■ **Work instruction**:
Filter the records down to the lines that hold the word "JSON", and copy each of those lines.

■ **Available data**:
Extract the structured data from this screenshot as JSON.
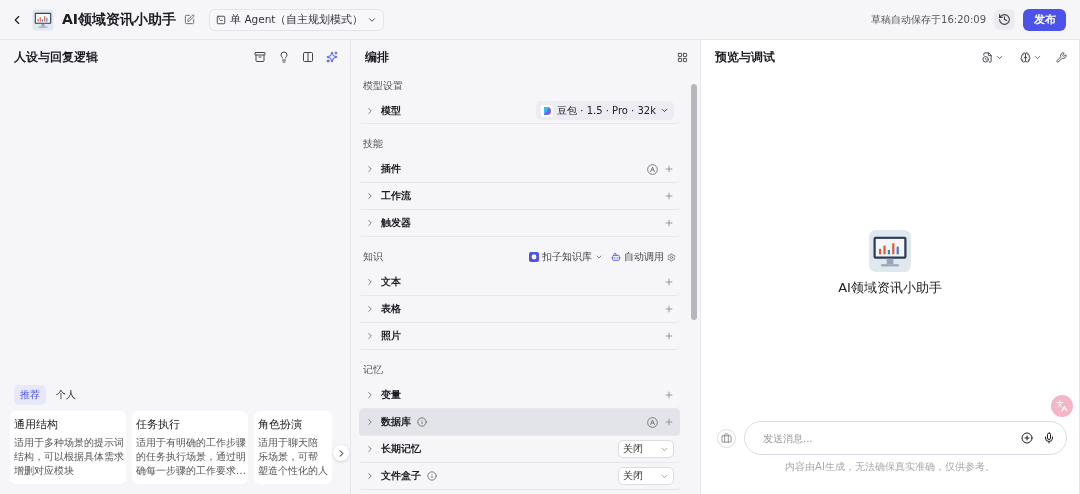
{
  "header": {
    "bot_name": "AI领域资讯小助手",
    "mode_label": "单 Agent（自主规划模式）",
    "autosave": "草稿自动保存于16:20:09",
    "publish": "发布"
  },
  "persona_panel": {
    "title": "人设与回复逻辑",
    "template_tabs": [
      {
        "label": "推荐",
        "selected": true
      },
      {
        "label": "个人",
        "selected": false
      }
    ],
    "templates": [
      {
        "title": "通用结构",
        "lines": [
          "适用于多种场景的提示词",
          "结构，可以根据具体需求",
          "增删对应模块"
        ]
      },
      {
        "title": "任务执行",
        "lines": [
          "适用于有明确的工作步骤",
          "的任务执行场景，通过明",
          "确每一步骤的工作要求…"
        ]
      },
      {
        "title": "角色扮演",
        "lines": [
          "适用于聊天陪",
          "乐场景，可帮",
          "塑造个性化的人"
        ]
      }
    ]
  },
  "arrange_panel": {
    "title": "编排",
    "sections": [
      {
        "heading": "模型设置",
        "rows": [
          {
            "label": "模型",
            "kind": "model",
            "value": "豆包 · 1.5 · Pro · 32k",
            "info": false,
            "auto": false,
            "highlighted": false
          }
        ]
      },
      {
        "heading": "技能",
        "rows": [
          {
            "label": "插件",
            "kind": "add",
            "info": false,
            "auto": true,
            "highlighted": false
          },
          {
            "label": "工作流",
            "kind": "add",
            "info": false,
            "auto": false,
            "highlighted": false
          },
          {
            "label": "触发器",
            "kind": "add",
            "info": false,
            "auto": false,
            "highlighted": false
          }
        ]
      },
      {
        "heading": "知识",
        "extras": [
          {
            "kind": "kb-select",
            "label": "扣子知识库"
          },
          {
            "kind": "auto-call",
            "label": "自动调用"
          }
        ],
        "rows": [
          {
            "label": "文本",
            "kind": "add",
            "info": false,
            "auto": false,
            "highlighted": false
          },
          {
            "label": "表格",
            "kind": "add",
            "info": false,
            "auto": false,
            "highlighted": false
          },
          {
            "label": "照片",
            "kind": "add",
            "info": false,
            "auto": false,
            "highlighted": false
          }
        ]
      },
      {
        "heading": "记忆",
        "rows": [
          {
            "label": "变量",
            "kind": "add",
            "info": false,
            "auto": false,
            "highlighted": false
          },
          {
            "label": "数据库",
            "kind": "add",
            "info": true,
            "auto": true,
            "highlighted": true
          },
          {
            "label": "长期记忆",
            "kind": "select",
            "value": "关闭",
            "info": false,
            "auto": false,
            "highlighted": false
          },
          {
            "label": "文件盒子",
            "kind": "select",
            "value": "关闭",
            "info": true,
            "auto": false,
            "highlighted": false
          }
        ]
      }
    ]
  },
  "preview_panel": {
    "title": "预览与调试",
    "bot_name": "AI领域资讯小助手",
    "input": {
      "placeholder": "发送消息..."
    },
    "disclaimer": "内容由AI生成，无法确保真实准确，仅供参考。"
  }
}
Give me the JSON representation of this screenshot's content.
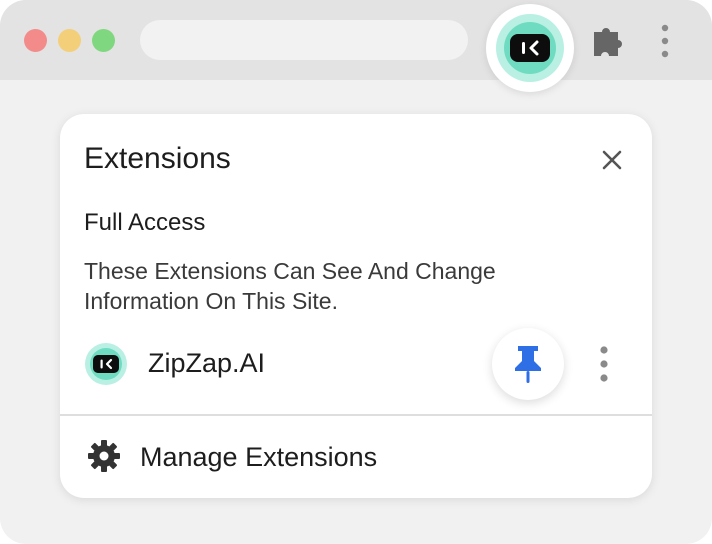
{
  "browser": {
    "traffic_lights": [
      "close",
      "minimize",
      "maximize"
    ],
    "address_bar_value": "",
    "toolbar_icons": [
      "zipzap-extension-icon",
      "puzzle-icon",
      "more-vert-icon"
    ]
  },
  "popup": {
    "title": "Extensions",
    "section": {
      "heading": "Full Access",
      "description": "These Extensions Can See And Change Information On This Site."
    },
    "extensions": [
      {
        "name": "ZipZap.AI",
        "icon": "zipzap-logo-icon",
        "pinned": true
      }
    ],
    "footer": {
      "label": "Manage Extensions",
      "icon": "gear-icon"
    }
  },
  "colors": {
    "accent_pin": "#2f6fe6",
    "logo_teal": "#6fdcc2",
    "logo_dark": "#0d0d0d",
    "titlebar": "#e3e3e3",
    "window_bg": "#f1f1f1"
  }
}
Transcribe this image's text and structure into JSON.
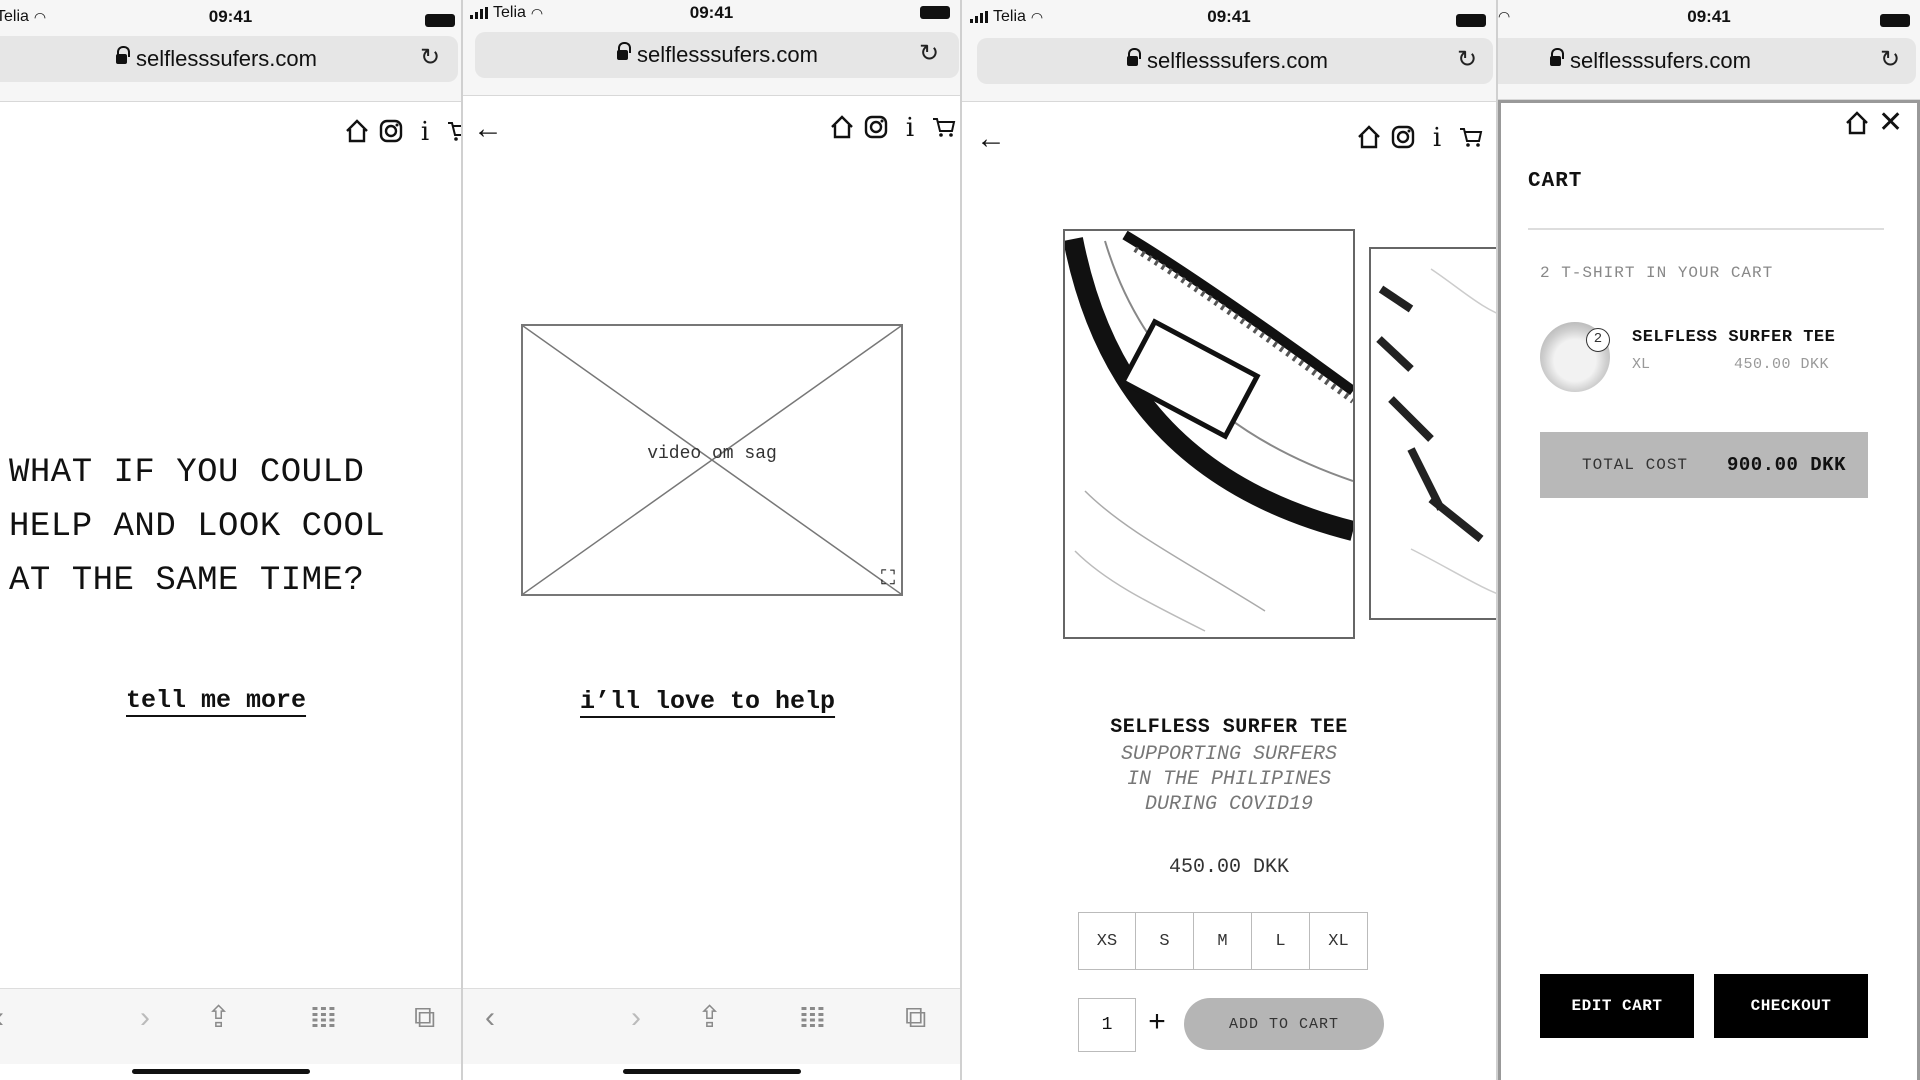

■ **Result of this exercise**:
Extract the structured data from this screenshot as JSON.
Give me the JSON representation of this screenshot's content.
Transcribe this image's text and structure into JSON.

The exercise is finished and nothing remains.